:: EXTRACTED INFORMATION

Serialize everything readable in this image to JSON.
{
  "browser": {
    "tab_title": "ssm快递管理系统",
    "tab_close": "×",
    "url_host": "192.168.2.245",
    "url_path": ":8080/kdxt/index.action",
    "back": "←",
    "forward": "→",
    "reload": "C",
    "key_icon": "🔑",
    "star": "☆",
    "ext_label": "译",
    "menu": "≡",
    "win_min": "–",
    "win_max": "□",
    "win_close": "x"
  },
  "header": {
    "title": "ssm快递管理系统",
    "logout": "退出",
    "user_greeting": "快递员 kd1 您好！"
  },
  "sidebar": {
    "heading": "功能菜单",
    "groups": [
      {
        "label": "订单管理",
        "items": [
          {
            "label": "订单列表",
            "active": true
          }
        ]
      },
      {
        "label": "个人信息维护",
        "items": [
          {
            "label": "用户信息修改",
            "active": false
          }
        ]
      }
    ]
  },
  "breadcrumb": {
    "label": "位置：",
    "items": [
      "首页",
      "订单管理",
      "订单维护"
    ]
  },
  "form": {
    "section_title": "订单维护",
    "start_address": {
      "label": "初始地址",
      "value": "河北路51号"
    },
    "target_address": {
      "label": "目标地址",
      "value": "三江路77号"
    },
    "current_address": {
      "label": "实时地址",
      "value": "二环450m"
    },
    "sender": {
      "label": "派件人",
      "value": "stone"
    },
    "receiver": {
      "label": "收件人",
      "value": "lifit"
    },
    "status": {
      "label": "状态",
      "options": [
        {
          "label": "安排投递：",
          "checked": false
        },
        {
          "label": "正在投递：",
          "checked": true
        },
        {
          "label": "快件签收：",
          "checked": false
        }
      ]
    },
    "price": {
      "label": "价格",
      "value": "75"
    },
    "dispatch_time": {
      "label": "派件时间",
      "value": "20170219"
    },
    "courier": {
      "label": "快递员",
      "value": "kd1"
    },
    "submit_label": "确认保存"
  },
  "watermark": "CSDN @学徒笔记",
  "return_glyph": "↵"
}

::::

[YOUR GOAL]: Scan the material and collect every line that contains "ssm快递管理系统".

[ANSWER TO THE PROBLEM]:
    "tab_title": "ssm快递管理系统",
    "title": "ssm快递管理系统",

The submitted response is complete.